"Shit," Don puts his empty mug bottom end up on the table. "I forgot all about that."
"That's because it's ancient fucking history," Hack slumps back in his chair like a kid sinking into his father's chair. "Why you wanna bring that up?"
I want to say it's because it's one of the few times I got one over on him but instead I tell him it's one of my favorite stories. It's true either way.
"That's what it's like, Bro." Don says as he flags the waitress to bring another round of beers and shots. "We might not get together for months but it always feels like last week when we do."
I wake up early on Sunday feeling dried out and dessicated like a plush toy left in the sun too long and let myself out while everyone else slept. The early morning traffic past the Mixing Bowl from Virginia to Maryland flows uncharacteristically light and before I realize it I've turned on the automotive autopilot of long familiar roads. The soft plink of rain on metal. The soft hum of tires slowly unraveling over asphalt. The prismatic glitter of headlights in the mist kicked up by cars that pass me in the fast lane. What should take ninety minutes passed in what seemed like nine when I turned the world off thirty miles south of the District and woke up fifteen short of Charm City.
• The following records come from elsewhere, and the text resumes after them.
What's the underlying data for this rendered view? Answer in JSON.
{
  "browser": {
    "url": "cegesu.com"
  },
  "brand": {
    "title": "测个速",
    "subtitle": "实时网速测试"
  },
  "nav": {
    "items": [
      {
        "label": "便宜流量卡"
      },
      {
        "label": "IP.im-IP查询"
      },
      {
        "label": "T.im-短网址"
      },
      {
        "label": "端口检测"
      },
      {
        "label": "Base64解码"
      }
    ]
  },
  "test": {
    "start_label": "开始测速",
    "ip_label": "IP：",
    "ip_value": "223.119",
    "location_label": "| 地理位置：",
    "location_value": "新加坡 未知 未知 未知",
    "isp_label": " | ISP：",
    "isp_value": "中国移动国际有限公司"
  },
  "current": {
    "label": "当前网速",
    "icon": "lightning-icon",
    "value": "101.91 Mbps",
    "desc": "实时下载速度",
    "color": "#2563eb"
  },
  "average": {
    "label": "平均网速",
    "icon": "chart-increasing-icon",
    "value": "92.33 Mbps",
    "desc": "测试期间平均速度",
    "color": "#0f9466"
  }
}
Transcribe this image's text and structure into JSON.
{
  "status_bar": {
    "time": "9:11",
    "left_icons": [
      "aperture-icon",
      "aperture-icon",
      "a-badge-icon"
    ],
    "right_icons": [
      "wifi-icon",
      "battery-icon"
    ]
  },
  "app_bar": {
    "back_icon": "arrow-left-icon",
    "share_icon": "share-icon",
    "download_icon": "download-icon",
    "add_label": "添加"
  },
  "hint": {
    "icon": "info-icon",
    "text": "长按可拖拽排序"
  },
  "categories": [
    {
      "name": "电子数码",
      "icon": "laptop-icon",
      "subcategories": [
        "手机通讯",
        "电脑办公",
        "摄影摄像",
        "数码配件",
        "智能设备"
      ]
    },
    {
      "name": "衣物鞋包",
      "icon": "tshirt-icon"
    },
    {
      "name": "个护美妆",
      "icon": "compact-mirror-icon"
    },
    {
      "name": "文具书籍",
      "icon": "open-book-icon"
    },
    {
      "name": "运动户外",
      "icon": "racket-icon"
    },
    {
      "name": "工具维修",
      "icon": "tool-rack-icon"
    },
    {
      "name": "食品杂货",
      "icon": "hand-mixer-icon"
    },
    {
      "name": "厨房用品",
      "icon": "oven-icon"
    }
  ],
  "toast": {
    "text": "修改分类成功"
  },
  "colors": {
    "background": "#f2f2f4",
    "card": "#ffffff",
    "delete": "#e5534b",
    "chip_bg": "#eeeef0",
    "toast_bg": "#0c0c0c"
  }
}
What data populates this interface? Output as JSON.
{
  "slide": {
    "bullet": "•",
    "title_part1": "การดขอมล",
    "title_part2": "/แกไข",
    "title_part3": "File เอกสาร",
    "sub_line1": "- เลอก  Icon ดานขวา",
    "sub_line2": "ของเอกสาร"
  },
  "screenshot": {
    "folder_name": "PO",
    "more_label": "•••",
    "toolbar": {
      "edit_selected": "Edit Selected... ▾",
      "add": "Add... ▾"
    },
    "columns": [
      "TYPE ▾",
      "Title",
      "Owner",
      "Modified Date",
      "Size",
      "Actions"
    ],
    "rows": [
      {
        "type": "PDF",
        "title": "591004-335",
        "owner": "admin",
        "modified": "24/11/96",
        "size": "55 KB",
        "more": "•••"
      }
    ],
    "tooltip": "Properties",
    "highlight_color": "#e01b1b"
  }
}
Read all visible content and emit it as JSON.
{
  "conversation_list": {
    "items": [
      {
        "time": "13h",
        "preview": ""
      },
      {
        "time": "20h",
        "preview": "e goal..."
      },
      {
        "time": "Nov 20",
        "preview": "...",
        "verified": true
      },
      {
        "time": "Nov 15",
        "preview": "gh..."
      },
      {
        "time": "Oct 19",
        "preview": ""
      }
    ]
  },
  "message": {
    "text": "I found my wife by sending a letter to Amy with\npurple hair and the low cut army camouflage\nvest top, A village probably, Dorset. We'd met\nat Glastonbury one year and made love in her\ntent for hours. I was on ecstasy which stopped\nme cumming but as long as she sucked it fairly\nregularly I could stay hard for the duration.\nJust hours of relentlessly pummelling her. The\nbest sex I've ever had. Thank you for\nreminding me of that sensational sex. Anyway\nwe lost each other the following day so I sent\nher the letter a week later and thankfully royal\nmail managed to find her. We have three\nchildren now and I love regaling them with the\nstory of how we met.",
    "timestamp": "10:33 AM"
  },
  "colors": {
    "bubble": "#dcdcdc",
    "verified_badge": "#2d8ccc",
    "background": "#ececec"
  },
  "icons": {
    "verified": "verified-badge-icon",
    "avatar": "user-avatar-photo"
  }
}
My brother's home, sprawled out on the couch in fatigues at his usual spot on the chaise lounge in the living room, and I'm more than a little annoyed since the weekends he spends at the unit are the weekends I use to catch up on the big screen television I bought but never watch. What the hell are you doing here? Don't you have reserve drill this weekend?
"Staff Sargent sent us home early." He talks to the television. "We're supposed to get affairs in order."
For those of you still in the dark, this is how good weekends go bad. A rainy Sunday morning. A single sentence in a dimly lit room. They're sending me back to the desert in November.
The random chatter of early cable programming. We won't talk about this again until he's gone.
Tags: shit better left unsaid
Current Earworm: Death in Vegas / Rocco (Sing for a Drink Mix)